Reps. Michael Guest (R-MS), Bennie Thompson (D-MS), Terri Sewell (D-AL), Richard Hudson (R-NC), Mark Walker (R-NC), Tom Rice (R-SC), John Yarmuth (D-KY), Blain Luetkemeyer (R-MO), Ann Wagner (R-MO), Cedric Richmond (D-LA), and nearly the entire Virginia delegation plus many more, joined the PAST Act’s sponsors in voting for the measure’s passage. A clean sweep of the southeast.

And perhaps the most seismic ripple was felt from the support of one-third of the Tennessee Delegation – Reps. Tim Burchett (R-Knoxville), Steve Cohen (D-Memphis), and Jim Cooper (D-Nashville) who represent the three largest cities in the state.

Two weeks later, the Nashville Davidson Metro Council  by unanimous proclamation — voted to endorse the PAST Act, and call on the state’s two U.S. Senators — Lamar Alexander and Marsha Blackburn — two longtime opponents of the bill, urging them to cosponsor the PAST Act, and help move the bill to passage in the Upper Chamber.

A bloody version of the Celebration’s logo release by Chattanooga Times Free Press cartoonist Clay Bennett


Support to end soring continues to build in the state, and this week the Chattanooga Times Free Press Cartoonist drew a bloody representation of the Tennessee Walking Horse National Celebration’s logo — the largest walking horse event in the U.S. where soring runs rampant, and “Big Lick” events began last night.

The Celebration began with much more than a dark cloud over it this year — dozens of protestors showed up to join the Citizens Campaign Against Big Lick Animal Cruelty (CCABLAC) outside the gates of the show grounds in Shelbyville, Tennessee. And CCBLAC presented an award to my friend Carl Bledsoe — a former “Big Lick” walking horse trainer who has been outspoken against soring and helped further the cause to end soring more than we could measure. Bledsoe was spot on when he said, “I believe once the big lick cruelty is gone this horse will take its rightful place in the equine world,” — and I share his sentiments.

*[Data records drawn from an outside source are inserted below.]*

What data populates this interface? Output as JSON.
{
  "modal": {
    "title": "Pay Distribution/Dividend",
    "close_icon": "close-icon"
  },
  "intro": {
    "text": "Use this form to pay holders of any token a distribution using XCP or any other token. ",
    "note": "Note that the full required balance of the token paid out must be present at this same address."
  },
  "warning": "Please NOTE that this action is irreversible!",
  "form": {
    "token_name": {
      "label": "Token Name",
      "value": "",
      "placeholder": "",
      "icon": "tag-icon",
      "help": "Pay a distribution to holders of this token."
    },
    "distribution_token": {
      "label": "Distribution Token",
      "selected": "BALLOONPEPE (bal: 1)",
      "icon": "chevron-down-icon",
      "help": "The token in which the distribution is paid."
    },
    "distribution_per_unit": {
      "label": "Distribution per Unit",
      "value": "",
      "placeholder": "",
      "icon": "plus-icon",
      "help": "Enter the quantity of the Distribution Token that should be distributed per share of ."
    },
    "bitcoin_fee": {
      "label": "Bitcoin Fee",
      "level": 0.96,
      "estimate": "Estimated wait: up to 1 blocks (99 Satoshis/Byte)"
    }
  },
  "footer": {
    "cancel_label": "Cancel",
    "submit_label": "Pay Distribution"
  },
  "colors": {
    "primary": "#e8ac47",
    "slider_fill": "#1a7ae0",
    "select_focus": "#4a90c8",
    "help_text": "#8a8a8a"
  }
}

Protestors descend on Shelbyville, Tennessee yesterday


The sponsors of the PAST Act, along with the leadership of Rep. Cohen, and Reps. Jan Schakowsky (D-IL), and Chris Collins (R-NY) sent a letter to USDA Secretary Sonny Perdue this week urging stronger enforcement of the current Horse Protection Act that the PAST Act would amend. And so did Animal Wellness Action – it’s time for the USDA to do their job and enforce the Horse Protection Act, not merely regulate soring. The USDA’s own APHIS Administrator Kevin Shea released a report this week that revealed soring violations were up by 90 percent in 2018 under Secretary Perdue’s reign — a sad state of affairs that reiterates the need for PAST.

And if that’s not enough of a case against the “Big Lick” then it’s also worth noting that the majority of the Celebration’s own judging panel — Jamie Hankins of Paris, KY, Jamie Bradshaw of Union Grove, AL, and Nathan Clark of Arab, AL have amassed a pile of Horse Protection Act violations on their record over the years. A prime example of the pro-soring coalition snubbing their nose at the law.

There’s still eight more days of the “Big Lick” events left before things come to a close, and we’ll be keeping you posted as the week moves on, but in the meantime, we need your help. We must still pass the PAST Act through the U.S. Senate, and we hope you’ll take action by clicking here and contacting your U.S. Senators to ask they cosponsor S. 1007 — the Senate companion measure that would also ban the stacks and chains for good. Hopefully, this Celebration will be the last time we see the use of these gruesome devices.

Marty Irby is the executive director at Animal Wellness Action, and a past president of the Tennessee Walking Horse Breeders’ & Exhibitors’ Association